What is being asked:
Reproduce all the lines below exactly and omit the images.

**** Exercise inputs

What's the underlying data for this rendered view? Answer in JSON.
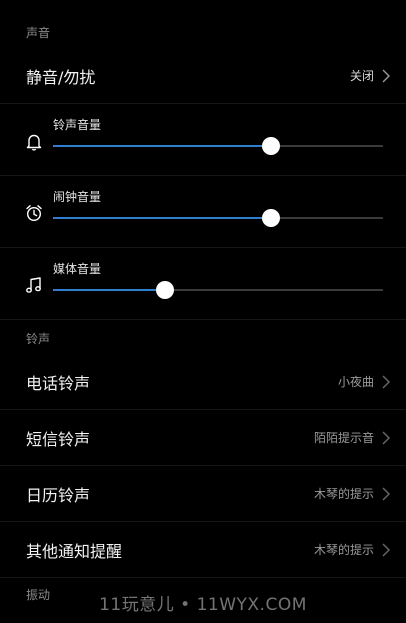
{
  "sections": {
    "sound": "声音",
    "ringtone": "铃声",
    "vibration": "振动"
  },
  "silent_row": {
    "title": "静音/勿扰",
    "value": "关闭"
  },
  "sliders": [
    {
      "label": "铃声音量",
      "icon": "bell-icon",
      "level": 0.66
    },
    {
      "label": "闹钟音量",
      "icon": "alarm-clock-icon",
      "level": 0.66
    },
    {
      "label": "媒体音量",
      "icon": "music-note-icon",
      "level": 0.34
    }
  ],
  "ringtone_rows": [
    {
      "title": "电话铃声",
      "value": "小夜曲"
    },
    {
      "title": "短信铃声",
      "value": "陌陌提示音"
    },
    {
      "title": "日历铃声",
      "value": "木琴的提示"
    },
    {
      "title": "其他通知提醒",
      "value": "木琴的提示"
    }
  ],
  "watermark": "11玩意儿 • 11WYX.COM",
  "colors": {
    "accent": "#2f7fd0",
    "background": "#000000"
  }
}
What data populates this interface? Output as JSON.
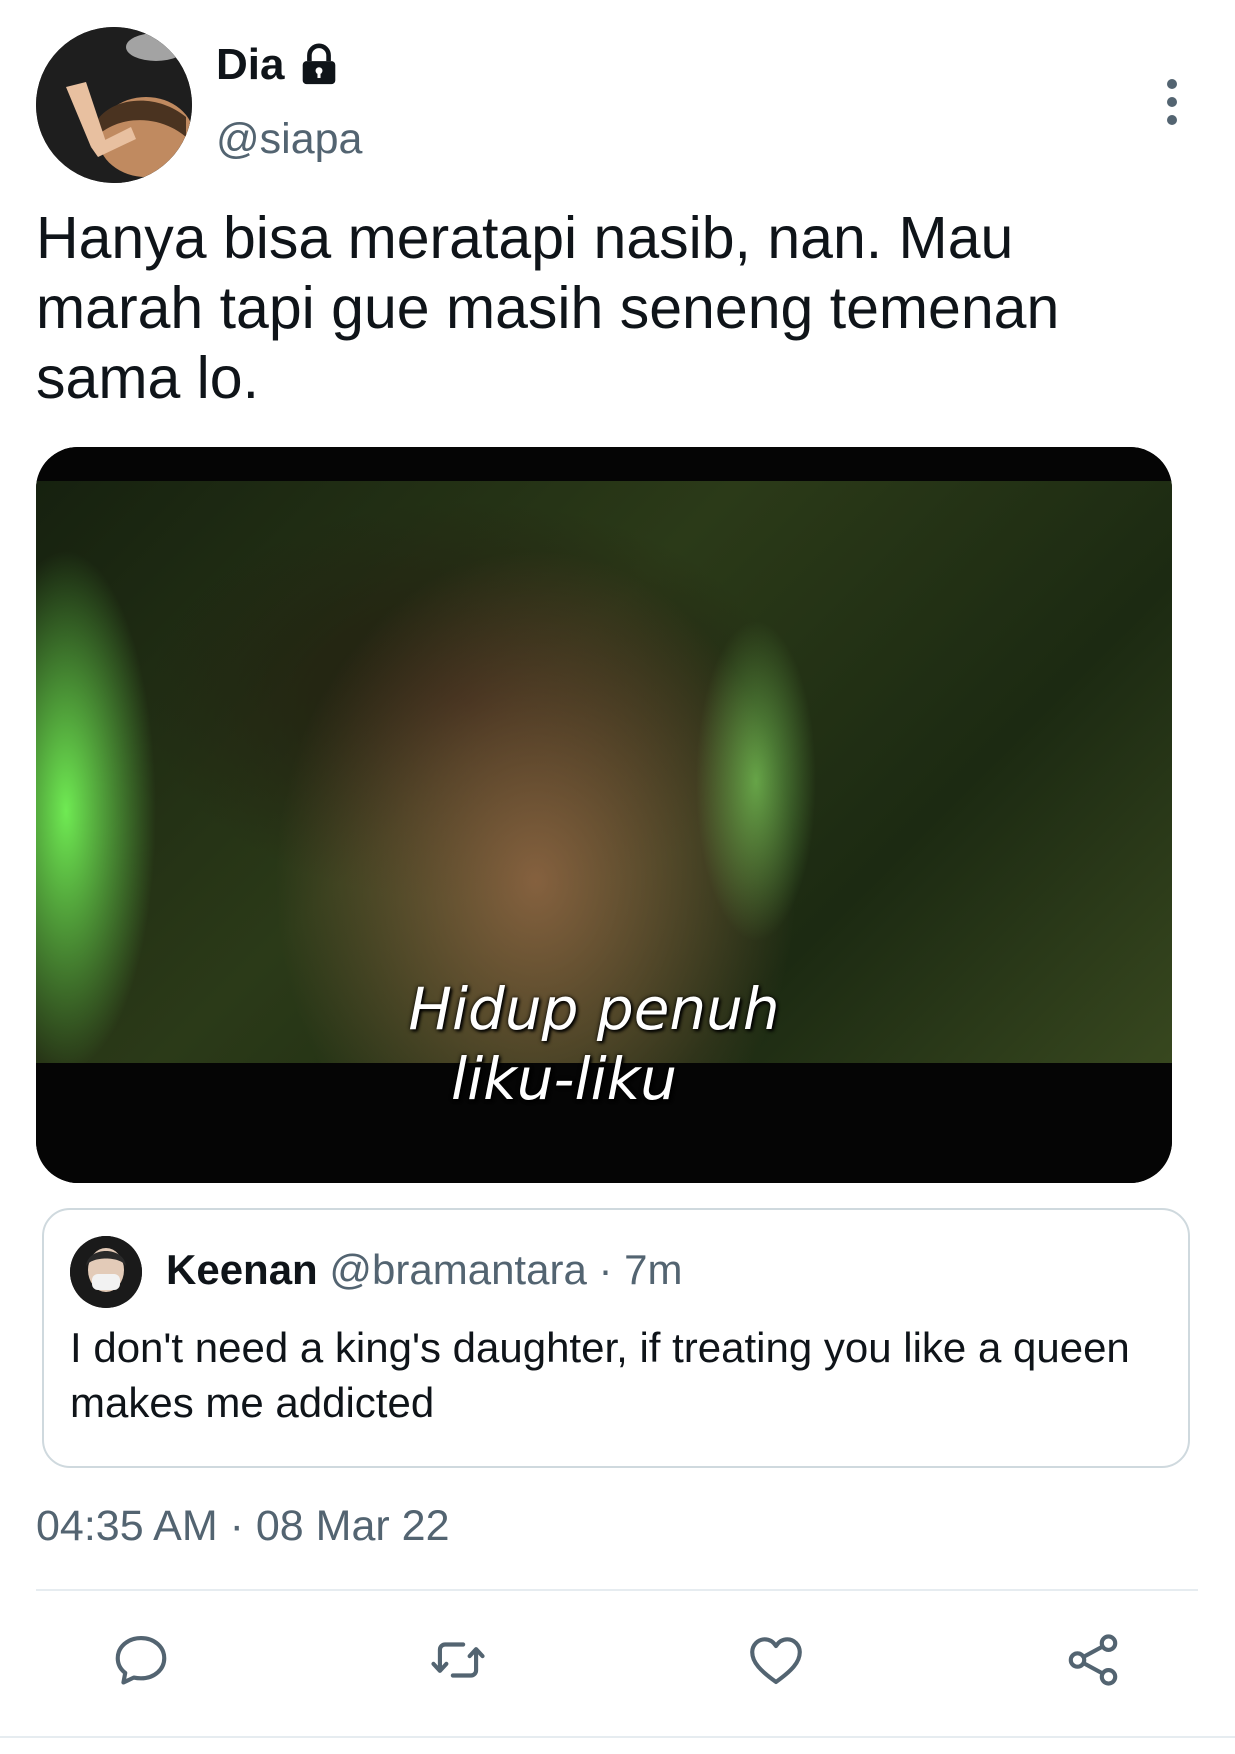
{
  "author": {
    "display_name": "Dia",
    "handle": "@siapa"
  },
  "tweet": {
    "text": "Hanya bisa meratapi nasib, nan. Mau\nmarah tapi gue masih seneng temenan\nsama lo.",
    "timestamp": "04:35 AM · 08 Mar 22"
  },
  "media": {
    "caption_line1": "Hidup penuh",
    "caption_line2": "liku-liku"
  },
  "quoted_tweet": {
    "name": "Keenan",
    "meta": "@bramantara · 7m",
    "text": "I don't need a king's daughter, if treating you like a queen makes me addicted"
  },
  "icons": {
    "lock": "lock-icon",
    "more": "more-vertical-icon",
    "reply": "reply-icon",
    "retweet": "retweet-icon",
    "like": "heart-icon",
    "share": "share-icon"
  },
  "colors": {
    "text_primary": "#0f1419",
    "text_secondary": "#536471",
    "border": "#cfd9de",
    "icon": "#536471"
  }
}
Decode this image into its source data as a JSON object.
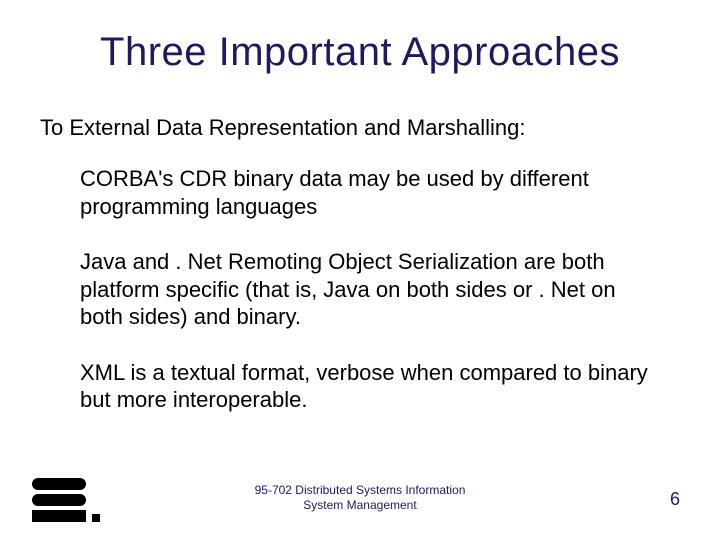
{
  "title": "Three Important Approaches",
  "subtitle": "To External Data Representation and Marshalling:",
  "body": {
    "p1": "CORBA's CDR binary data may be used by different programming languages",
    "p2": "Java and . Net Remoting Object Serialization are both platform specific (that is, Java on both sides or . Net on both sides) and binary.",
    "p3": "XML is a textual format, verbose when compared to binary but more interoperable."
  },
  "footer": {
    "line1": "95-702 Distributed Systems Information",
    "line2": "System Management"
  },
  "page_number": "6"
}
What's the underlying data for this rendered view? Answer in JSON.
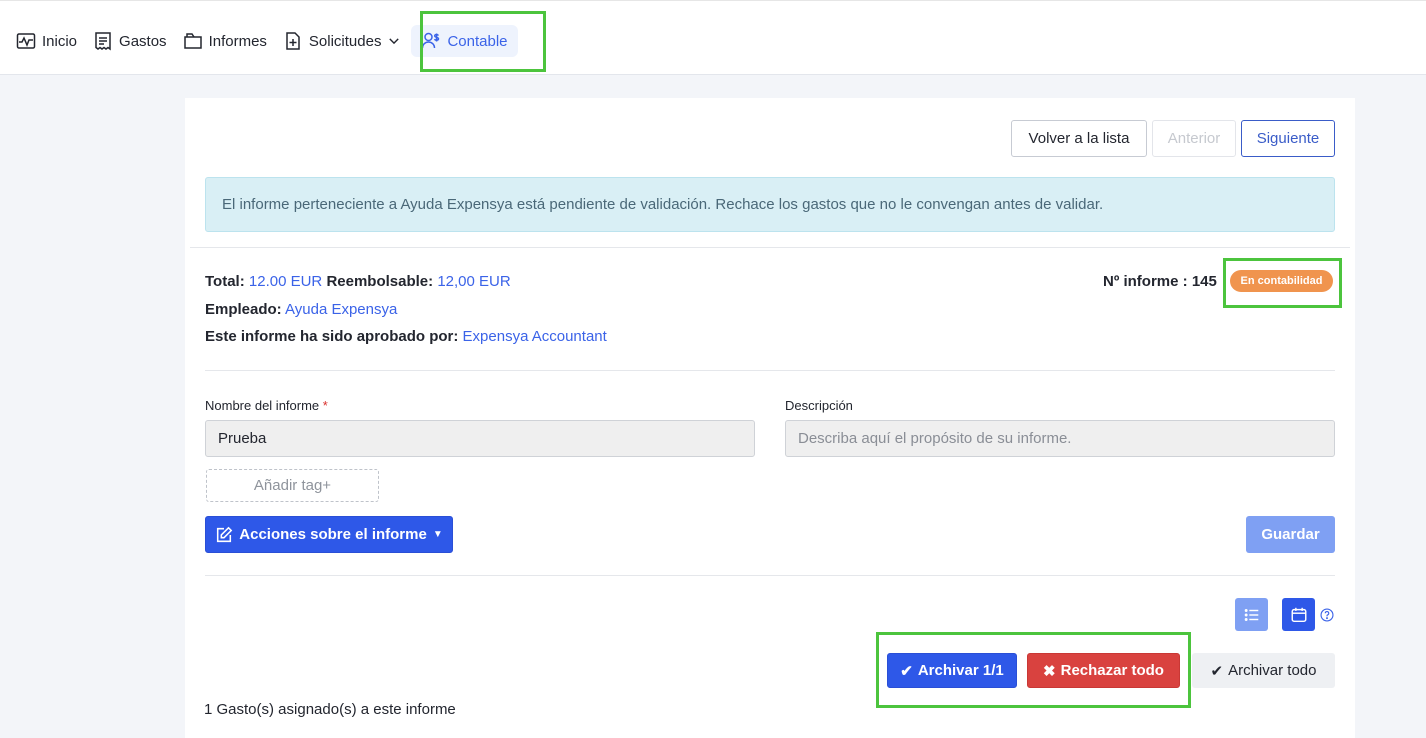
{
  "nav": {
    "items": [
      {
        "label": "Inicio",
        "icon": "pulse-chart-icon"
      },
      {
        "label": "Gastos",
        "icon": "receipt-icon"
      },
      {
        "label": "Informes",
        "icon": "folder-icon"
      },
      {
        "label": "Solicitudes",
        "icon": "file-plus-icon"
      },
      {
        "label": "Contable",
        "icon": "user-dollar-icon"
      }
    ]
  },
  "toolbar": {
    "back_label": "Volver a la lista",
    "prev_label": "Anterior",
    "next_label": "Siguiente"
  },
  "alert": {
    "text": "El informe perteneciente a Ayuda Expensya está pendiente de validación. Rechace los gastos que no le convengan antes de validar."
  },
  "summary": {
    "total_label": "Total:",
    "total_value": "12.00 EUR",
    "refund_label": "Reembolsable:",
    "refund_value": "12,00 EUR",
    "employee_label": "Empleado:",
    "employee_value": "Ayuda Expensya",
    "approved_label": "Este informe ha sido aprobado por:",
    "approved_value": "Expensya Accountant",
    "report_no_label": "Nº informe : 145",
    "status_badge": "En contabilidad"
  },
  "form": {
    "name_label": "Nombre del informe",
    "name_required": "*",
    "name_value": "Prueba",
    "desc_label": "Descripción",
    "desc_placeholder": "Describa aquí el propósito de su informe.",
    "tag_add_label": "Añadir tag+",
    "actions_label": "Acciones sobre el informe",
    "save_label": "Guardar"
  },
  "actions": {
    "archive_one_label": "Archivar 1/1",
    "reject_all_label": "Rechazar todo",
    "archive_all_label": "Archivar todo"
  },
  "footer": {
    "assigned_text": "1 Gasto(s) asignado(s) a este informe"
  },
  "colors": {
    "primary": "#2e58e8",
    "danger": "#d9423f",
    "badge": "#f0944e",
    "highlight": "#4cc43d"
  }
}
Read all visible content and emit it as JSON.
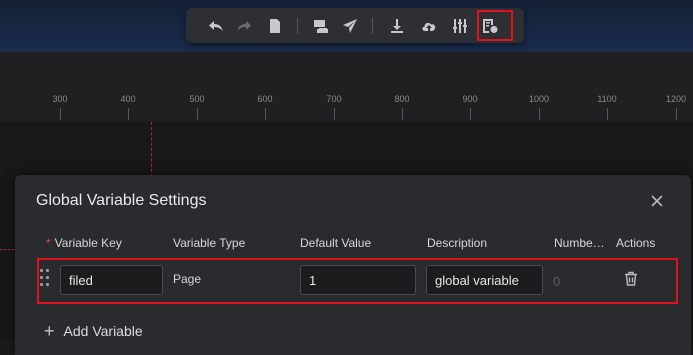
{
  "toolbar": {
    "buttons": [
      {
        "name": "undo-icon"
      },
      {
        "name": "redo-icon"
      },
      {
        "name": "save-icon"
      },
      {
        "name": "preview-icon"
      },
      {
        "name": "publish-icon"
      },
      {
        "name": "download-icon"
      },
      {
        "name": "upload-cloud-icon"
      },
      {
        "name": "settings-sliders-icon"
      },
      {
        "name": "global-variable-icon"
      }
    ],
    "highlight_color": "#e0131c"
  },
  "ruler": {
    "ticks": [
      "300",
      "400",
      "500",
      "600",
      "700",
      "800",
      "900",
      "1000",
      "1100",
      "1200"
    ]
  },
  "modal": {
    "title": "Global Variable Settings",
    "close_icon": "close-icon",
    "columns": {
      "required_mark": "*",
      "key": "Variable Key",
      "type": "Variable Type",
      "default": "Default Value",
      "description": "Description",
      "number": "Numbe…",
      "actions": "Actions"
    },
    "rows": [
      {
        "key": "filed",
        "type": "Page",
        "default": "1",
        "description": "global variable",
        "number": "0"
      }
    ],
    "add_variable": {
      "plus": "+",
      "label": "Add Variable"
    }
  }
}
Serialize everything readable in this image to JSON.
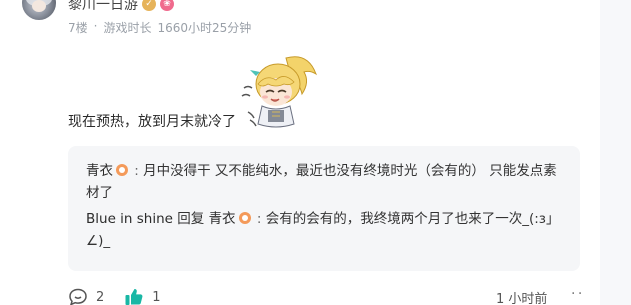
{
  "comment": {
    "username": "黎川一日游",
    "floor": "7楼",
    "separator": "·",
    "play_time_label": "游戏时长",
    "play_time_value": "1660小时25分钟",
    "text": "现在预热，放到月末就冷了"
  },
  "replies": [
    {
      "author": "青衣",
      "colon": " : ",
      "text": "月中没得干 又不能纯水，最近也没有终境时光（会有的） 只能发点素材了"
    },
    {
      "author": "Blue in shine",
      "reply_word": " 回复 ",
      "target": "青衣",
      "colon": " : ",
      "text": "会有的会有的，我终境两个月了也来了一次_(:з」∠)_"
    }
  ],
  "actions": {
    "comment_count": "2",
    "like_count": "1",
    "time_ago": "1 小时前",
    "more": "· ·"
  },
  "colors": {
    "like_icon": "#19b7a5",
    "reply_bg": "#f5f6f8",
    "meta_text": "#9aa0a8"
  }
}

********

Task output:
What's the underlying data for this rendered view? Answer in JSON.
{
  "sections": {
    "sound": "声音",
    "ringtone": "铃声",
    "vibration": "振动"
  },
  "silent_row": {
    "title": "静音/勿扰",
    "value": "关闭"
  },
  "sliders": [
    {
      "label": "铃声音量",
      "icon": "bell-icon",
      "level": 0.66
    },
    {
      "label": "闹钟音量",
      "icon": "alarm-clock-icon",
      "level": 0.66
    },
    {
      "label": "媒体音量",
      "icon": "music-note-icon",
      "level": 0.34
    }
  ],
  "ringtone_rows": [
    {
      "title": "电话铃声",
      "value": "小夜曲"
    },
    {
      "title": "短信铃声",
      "value": "陌陌提示音"
    },
    {
      "title": "日历铃声",
      "value": "木琴的提示"
    },
    {
      "title": "其他通知提醒",
      "value": "木琴的提示"
    }
  ],
  "watermark": "11玩意儿 • 11WYX.COM",
  "colors": {
    "accent": "#2f7fd0",
    "background": "#000000"
  }
}
What data populates this interface? Output as JSON.
{
  "author": {
    "display_name": "Dia",
    "handle": "@siapa"
  },
  "tweet": {
    "text": "Hanya bisa meratapi nasib, nan. Mau\nmarah tapi gue masih seneng temenan\nsama lo.",
    "timestamp": "04:35 AM · 08 Mar 22"
  },
  "media": {
    "caption_line1": "Hidup penuh",
    "caption_line2": "liku-liku"
  },
  "quoted_tweet": {
    "name": "Keenan",
    "meta": "@bramantara · 7m",
    "text": "I don't need a king's daughter, if treating you like a queen makes me addicted"
  },
  "icons": {
    "lock": "lock-icon",
    "more": "more-vertical-icon",
    "reply": "reply-icon",
    "retweet": "retweet-icon",
    "like": "heart-icon",
    "share": "share-icon"
  },
  "colors": {
    "text_primary": "#0f1419",
    "text_secondary": "#536471",
    "border": "#cfd9de",
    "icon": "#536471"
  }
}
Decode this image into its source data as a JSON object.
{
  "title": "Three Important Approaches",
  "subtitle": "To External Data Representation and Marshalling:",
  "body": {
    "p1": "CORBA's CDR binary data may be used by different programming languages",
    "p2": "Java and . Net Remoting Object Serialization are both platform specific (that is, Java on both sides or . Net on both sides) and binary.",
    "p3": "XML is a textual format, verbose when compared to binary but more interoperable."
  },
  "footer": {
    "line1": "95-702 Distributed Systems Information",
    "line2": "System Management"
  },
  "page_number": "6"
}
What's the underlying data for this rendered view? Answer in JSON.
{
  "nav": {
    "items": [
      {
        "label": "Inicio",
        "icon": "pulse-chart-icon"
      },
      {
        "label": "Gastos",
        "icon": "receipt-icon"
      },
      {
        "label": "Informes",
        "icon": "folder-icon"
      },
      {
        "label": "Solicitudes",
        "icon": "file-plus-icon"
      },
      {
        "label": "Contable",
        "icon": "user-dollar-icon"
      }
    ]
  },
  "toolbar": {
    "back_label": "Volver a la lista",
    "prev_label": "Anterior",
    "next_label": "Siguiente"
  },
  "alert": {
    "text": "El informe perteneciente a Ayuda Expensya está pendiente de validación. Rechace los gastos que no le convengan antes de validar."
  },
  "summary": {
    "total_label": "Total:",
    "total_value": "12.00 EUR",
    "refund_label": "Reembolsable:",
    "refund_value": "12,00 EUR",
    "employee_label": "Empleado:",
    "employee_value": "Ayuda Expensya",
    "approved_label": "Este informe ha sido aprobado por:",
    "approved_value": "Expensya Accountant",
    "report_no_label": "Nº informe : 145",
    "status_badge": "En contabilidad"
  },
  "form": {
    "name_label": "Nombre del informe",
    "name_required": "*",
    "name_value": "Prueba",
    "desc_label": "Descripción",
    "desc_placeholder": "Describa aquí el propósito de su informe.",
    "tag_add_label": "Añadir tag+",
    "actions_label": "Acciones sobre el informe",
    "save_label": "Guardar"
  },
  "actions": {
    "archive_one_label": "Archivar 1/1",
    "reject_all_label": "Rechazar todo",
    "archive_all_label": "Archivar todo"
  },
  "footer": {
    "assigned_text": "1 Gasto(s) asignado(s) a este informe"
  },
  "colors": {
    "primary": "#2e58e8",
    "danger": "#d9423f",
    "badge": "#f0944e",
    "highlight": "#4cc43d"
  }
}
Read all visible content and emit it as JSON.
{
  "toolbar": {
    "buttons": [
      {
        "name": "undo-icon"
      },
      {
        "name": "redo-icon"
      },
      {
        "name": "save-icon"
      },
      {
        "name": "preview-icon"
      },
      {
        "name": "publish-icon"
      },
      {
        "name": "download-icon"
      },
      {
        "name": "upload-cloud-icon"
      },
      {
        "name": "settings-sliders-icon"
      },
      {
        "name": "global-variable-icon"
      }
    ],
    "highlight_color": "#e0131c"
  },
  "ruler": {
    "ticks": [
      "300",
      "400",
      "500",
      "600",
      "700",
      "800",
      "900",
      "1000",
      "1100",
      "1200"
    ]
  },
  "modal": {
    "title": "Global Variable Settings",
    "close_icon": "close-icon",
    "columns": {
      "required_mark": "*",
      "key": "Variable Key",
      "type": "Variable Type",
      "default": "Default Value",
      "description": "Description",
      "number": "Numbe…",
      "actions": "Actions"
    },
    "rows": [
      {
        "key": "filed",
        "type": "Page",
        "default": "1",
        "description": "global variable",
        "number": "0"
      }
    ],
    "add_variable": {
      "plus": "+",
      "label": "Add Variable"
    }
  }
}
Serialize everything readable in this image to JSON.
{
  "comment": {
    "username": "黎川一日游",
    "floor": "7楼",
    "separator": "·",
    "play_time_label": "游戏时长",
    "play_time_value": "1660小时25分钟",
    "text": "现在预热，放到月末就冷了"
  },
  "replies": [
    {
      "author": "青衣",
      "colon": " : ",
      "text": "月中没得干 又不能纯水，最近也没有终境时光（会有的） 只能发点素材了"
    },
    {
      "author": "Blue in shine",
      "reply_word": " 回复 ",
      "target": "青衣",
      "colon": " : ",
      "text": "会有的会有的，我终境两个月了也来了一次_(:з」∠)_"
    }
  ],
  "actions": {
    "comment_count": "2",
    "like_count": "1",
    "time_ago": "1 小时前",
    "more": "· ·"
  },
  "colors": {
    "like_icon": "#19b7a5",
    "reply_bg": "#f5f6f8",
    "meta_text": "#9aa0a8"
  }
}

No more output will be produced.